Do it. These removable stick on velcro pads mean you can stick your component to the Roomba without damaging it. Since it’s velcro, when you need to solder something or get a closer look at your wiring, you can just pull the component off quickly and stick it right back.
Pluggy Pluggy Time Now?
Alright fine. Let’s plug some stuff in. You’re going to need to know where though. I found this document that details the 500 series, but it looks like the Create 2 series specifications for the comms socket are the same. Just because I found it, here’s the Create original specs.
Short version? Get your devil wires and follow along with the rest of the class as we link this all together.
I’ve stuck my breadboard to the Roomba just behind the comms port, close enough that I can use relatively short wiring, and then inserted the Arduino Nano as seen below.
So bare minimum to get the slightest peep out of this thing, you’re going to need to get some power to the Arduino Nano (+5v and Gnd), a connection to send commands, and one to receive information back. There’s one more pin to add which isn’t really needed, but it let’s the Arduino power on the Roomba. Without it, if you power the Roomba off, the only way to turn the Roomba on is to press the “Clean” button manually. Here’s some pictures of the 2 devices you’re connecting together, with the pins labeled.
Connect as follows…
Roomba —– Arduino
7 ————— GND (the one above VIN)

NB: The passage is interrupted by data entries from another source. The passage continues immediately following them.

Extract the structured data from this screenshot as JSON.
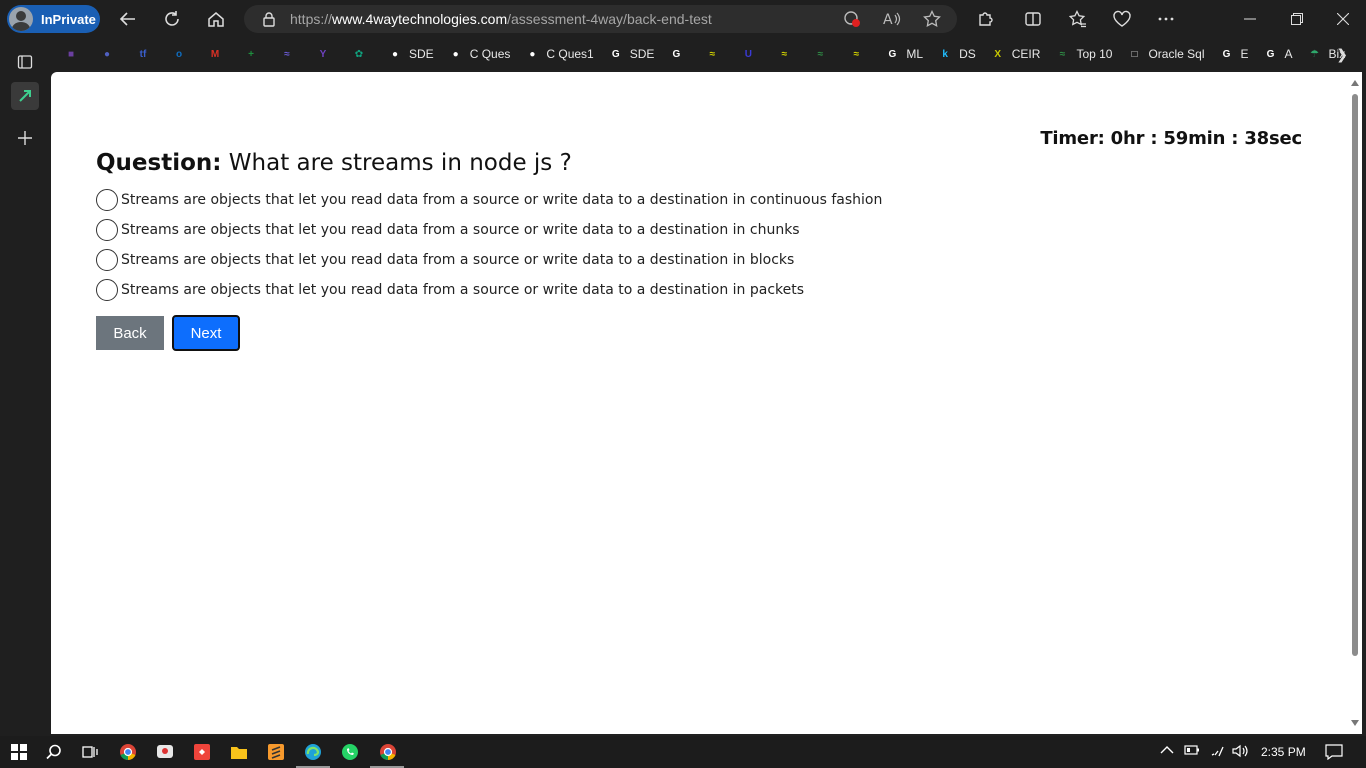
{
  "browser": {
    "inprivate_label": "InPrivate",
    "url_prefix": "https://",
    "url_host": "www.4waytechnologies.com",
    "url_path": "/assessment-4way/back-end-test"
  },
  "favorites": [
    {
      "label": "",
      "icon": "purple-app-icon",
      "color": "#6b3fa0"
    },
    {
      "label": "",
      "icon": "circle-logo-icon",
      "color": "#5060c0"
    },
    {
      "label": "",
      "icon": "tf-icon",
      "color": "#3a5fcd"
    },
    {
      "label": "",
      "icon": "outlook-icon",
      "color": "#0f6cbd"
    },
    {
      "label": "",
      "icon": "gmail-icon",
      "color": "#d93025"
    },
    {
      "label": "",
      "icon": "sheets-icon",
      "color": "#1e8e3e"
    },
    {
      "label": "",
      "icon": "swirl-icon",
      "color": "#6b5bd6"
    },
    {
      "label": "",
      "icon": "branch-icon",
      "color": "#6f42c1"
    },
    {
      "label": "",
      "icon": "openai-icon",
      "color": "#10a37f"
    },
    {
      "label": "SDE",
      "icon": "github-icon",
      "color": "#ffffff"
    },
    {
      "label": "C Ques",
      "icon": "github-icon",
      "color": "#ffffff"
    },
    {
      "label": "C Ques1",
      "icon": "github-icon",
      "color": "#ffffff"
    },
    {
      "label": "SDE",
      "icon": "google-icon",
      "color": "#ffffff"
    },
    {
      "label": "",
      "icon": "google-icon",
      "color": "#ffffff"
    },
    {
      "label": "",
      "icon": "leaf-icon",
      "color": "#d4d400"
    },
    {
      "label": "",
      "icon": "u-icon",
      "color": "#3a3ad6"
    },
    {
      "label": "",
      "icon": "leaf-icon",
      "color": "#d4d400"
    },
    {
      "label": "",
      "icon": "gfg-icon",
      "color": "#2f8d46"
    },
    {
      "label": "",
      "icon": "leaf-icon",
      "color": "#d4d400"
    },
    {
      "label": "ML",
      "icon": "google-icon",
      "color": "#ffffff"
    },
    {
      "label": "DS",
      "icon": "k-icon",
      "color": "#20beff"
    },
    {
      "label": "CEIR",
      "icon": "ceir-icon",
      "color": "#c8c800"
    },
    {
      "label": "Top 10",
      "icon": "gfg-icon",
      "color": "#2f8d46"
    },
    {
      "label": "Oracle Sql",
      "icon": "page-icon",
      "color": "#dddddd"
    },
    {
      "label": "E",
      "icon": "g-icon",
      "color": "#ffffff"
    },
    {
      "label": "A",
      "icon": "google-icon",
      "color": "#ffffff"
    },
    {
      "label": "Bix",
      "icon": "umbrella-icon",
      "color": "#2fa86c"
    }
  ],
  "assessment": {
    "timer": "Timer: 0hr : 59min : 38sec",
    "question_label": "Question:",
    "question_text": "What are streams in node js ?",
    "options": [
      "Streams are objects that let you read data from a source or write data to a destination in continuous fashion",
      "Streams are objects that let you read data from a source or write data to a destination in chunks",
      "Streams are objects that let you read data from a source or write data to a destination in blocks",
      "Streams are objects that let you read data from a source or write data to a destination in packets"
    ],
    "back_label": "Back",
    "next_label": "Next"
  },
  "taskbar": {
    "time": "2:35 PM"
  },
  "colors": {
    "next_button": "#0d6efd",
    "back_button": "#6c757d",
    "inprivate_badge": "#1a5fb4"
  }
}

3 —————- D9
4 —————- D8
2 —————- VIN
5 —————- 7
If you’re still with me, you should end up with something that looks like the following picture, but with better lighting and maybe some lens flares.

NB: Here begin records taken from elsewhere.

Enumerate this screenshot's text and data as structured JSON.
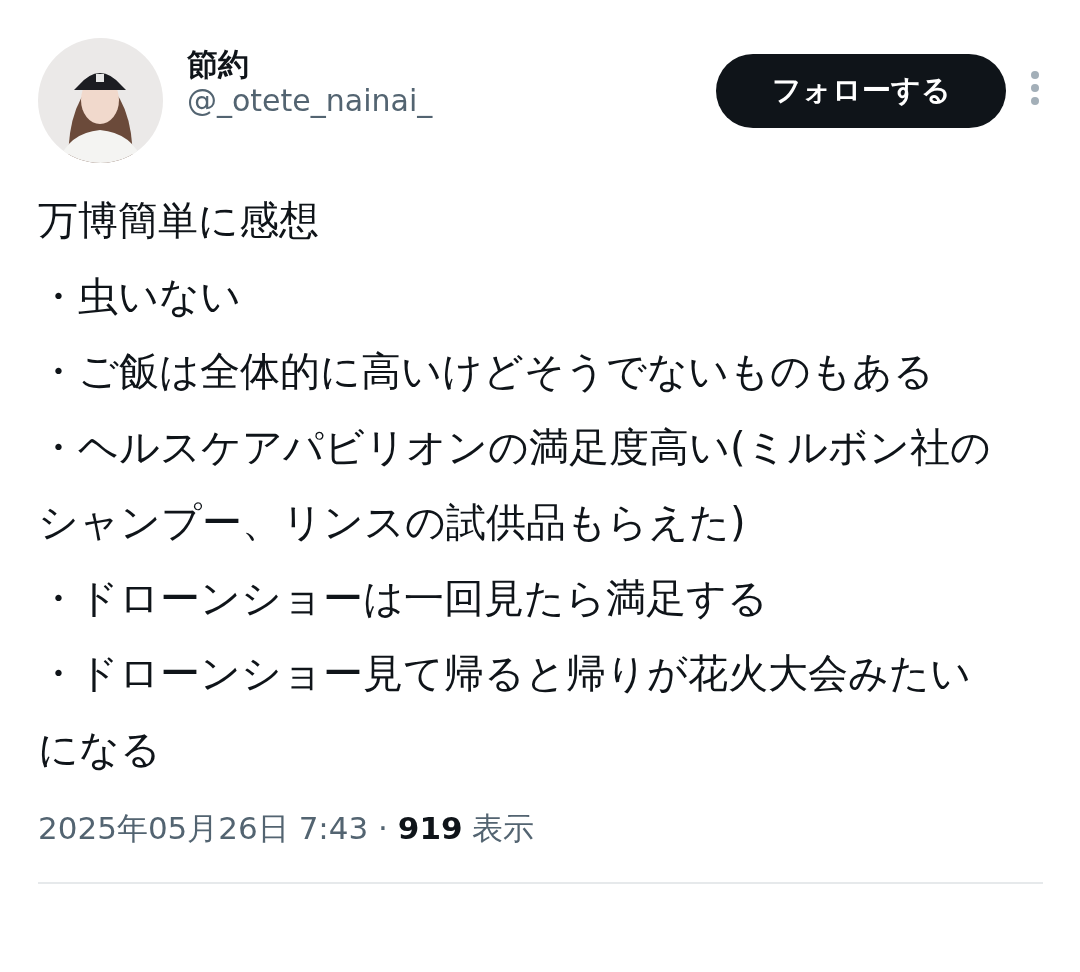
{
  "author": {
    "name": "節約",
    "handle": "@_otete_nainai_"
  },
  "follow_button": {
    "label": "フォローする"
  },
  "body_lines": [
    "万博簡単に感想",
    "・虫いない",
    "・ご飯は全体的に高いけどそうでないものもある",
    "・ヘルスケアパビリオンの満足度高い(ミルボン社のシャンプー、リンスの試供品もらえた)",
    "・ドローンショーは一回見たら満足する",
    "・ドローンショー見て帰ると帰りが花火大会みたいになる"
  ],
  "meta": "2025年05月26日 7:43 · **919** 表示"
}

For those of you who are a little more cautious, you may have notice we just plugged an unregulated power supply (allegedly 18volts) from the Roomba into a 5 volt device. Yep. Turns out VIN on the Arduino Nano is quite robust and can handle up to about 20volts. That’s nice. 🙂
I See Light, But No Killbot!
Right. So let’s load a test code onto the Arduino. I am not an elegant coder. I know. I write unmaintainable code and I’m ok with that. You should remove the Arduino from the breadboard to do this next bit. Plug the Arduino into your computer via USB then upload the code below to the Arduino.
WARNING: If you don’t remove the Arduino from the breadboard to do this, you could accidentally activate the Roomba and it could….I dunno….drive off and pull your computer off the desk?
SoftwareSerial mySerial(8, 9);
int powerPin = 7;
delay(1000); //Give it a second to settle Grettle
mySerial.write(133); //Tell the Roomba to start in the off state in case it’s not there.
delay(500); //Easy there tiger, give it half a second to get it together.
digitalWrite(powerPin, LOW); //This little block toggles pin 7 to wake up the Roomba
mySerial.write(128); //Alright wake the Roomba up by putting it into Passive Mode
mySerial.write(130); //Let the Roomba know who’s boss by putting it into Safe Mode
mySerial.write(141); //Hey Roomba, sing me something.
mySerial.write(2); //Sing me the song of your people.
If everything went to plan your Roomba should loop through a sequence of:
- Power on
- Play a tune
- Power off
If it’s not doing that, something went wrong. Go back and double check everything.